We knew we were in a modern and advanced society the moment we arrived at the port in Osaka. The whole border control and customs clearing was such a pleasant and civilised experience, one which I don’t think I’ve come across before in any other country. Polite to the point you feel they are friendly and yet very thorough, when we had to take off our shoes the customs officers seemed almost apologetic. This was new and we knew we were in for a very different experience.
We caught the metro to Osaka and to the AirBnB apartment we had rented. Getting a grip on the metro is a must in Japan, so there can be no shying away, best get straight in and get on with it. It’s not the language barrier, or lack of reading Japanese ‘Kanji’ that makes it hard and to some extent we were conditioned after China. Metro maps are available but here is the snag, 3 different companies run the metro lines and each produce a map focusing on their lines ie not all maps show all connections. Confused? We were but after a few days we got the hang of it.
First impression of Osaka was that it looks like a toy town, everything is quaint right down to the little cars, alley-ways and houses.
It was great but we wanted to hit Tokyo first so we quickly moved on catching the bullet train the next day.
Tokyo: Our apartment is in Ueno, a very central and quite traditional area of the city, but in a quiet side street. On the first morning we were woken by voices and music that sounded like a festival. It was exactly that, the annual Kanda Matsuri festival where after a few cups of sake, shrines are carried through the streets on the shoulders of men and a few women of all ages. I can only guess it ends with some more sake at the end of the day.
Tokyo is clean – not clean like other cities – I mean clean and sparkling with everything including the tops of the subway trains, looking polished and totally dust free. The taxis and cars are all waxed, all things are in order without any rush or traffic jams, in fact very little traffic for a city of 22 mil.
It’s efficient, clean and in your face with the big skyscrapers and neon signs. But get into the lane-ways that criss-cross all the main roads and you are surrounded by little restaurants, bars and funny kiosks selling all kinds of strange and tempting food snacks.
Like most big cities Tokyo is made up of areas, each with their own character, but all retain the same relationship between the big avenues and the smaller lane-ways.

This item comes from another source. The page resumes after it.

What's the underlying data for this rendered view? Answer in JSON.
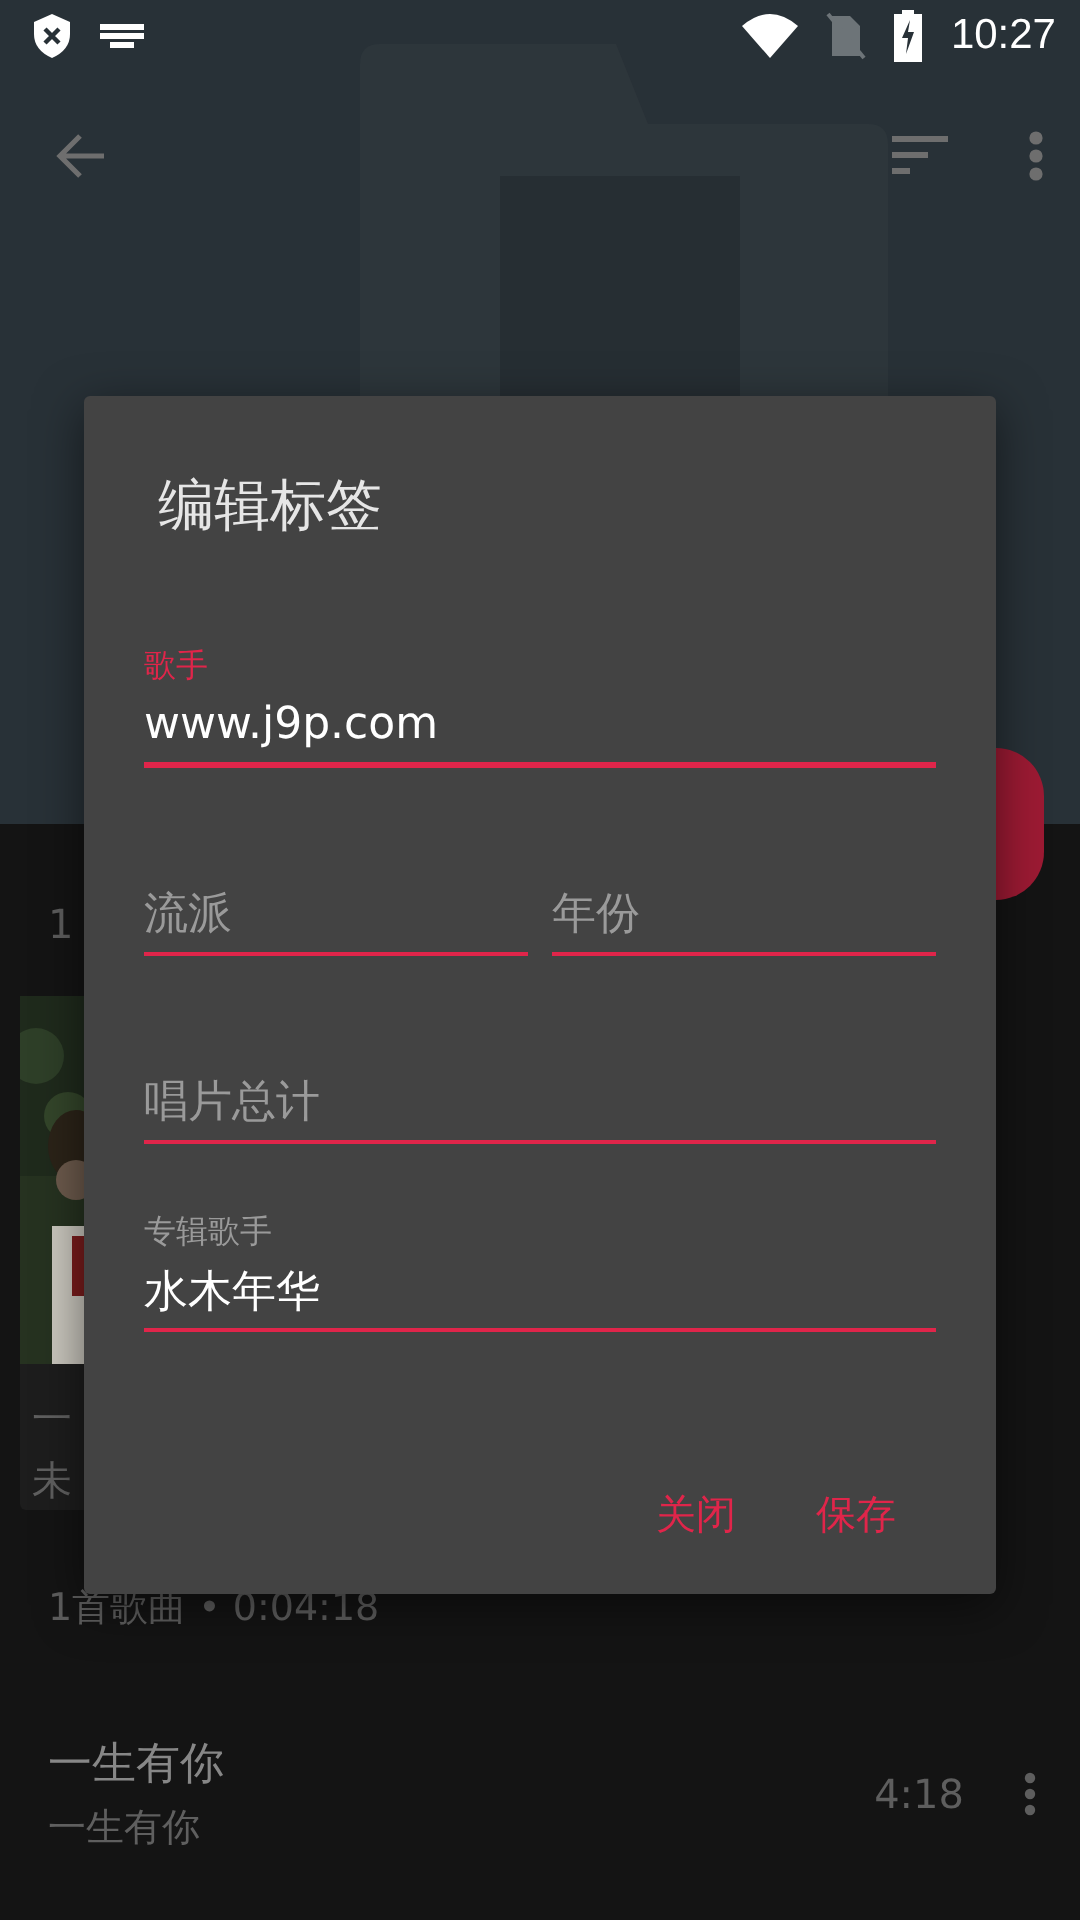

Ueno, where we are staying is close to the park and also to Ameyoko, a network of lane-way markets where you can pick up anything from clothes to food and eat at casual Izakaya pubs and restaurants.
Walking the other direction we get to Akiba (Akihabara, the electric city) where anything electrical is on sale, both new and old. Akiba is also home to Anime and Manga (the Japanese caricatures of hot teenage warriors) and computer geeks and just geeks walk out of shops with handfuls of their new booty, be it “e” gadgets or Anime figurines. Many of Tokyo’s maid cafes are also located here.
We had a day of rain, supposedly like Sydney it rains in the warmer months, but we went for a walk in Harajuku, another area of Tokyo that I can only describe as a candy-lane of teenage kitsch. If you are a girl between the ages of 14 to 25 you are in heaven, well I bought my new shoes there, so that says it all.
Ginza, in my books, outdoes all the big cities I have visited including Fifth Avenue in New York with buildings, shops and brand names which we could never afford.
Asakusa which is not far from Ueno, is another delight with its old temple and lane-way after lane-way packed with restaurants and alfresco seating.
On the surface Tokyo is calm and seems to have no stress, and yet if you ask us to describe it (well at this early stage of our visit) I would say it’s like a city on steroids.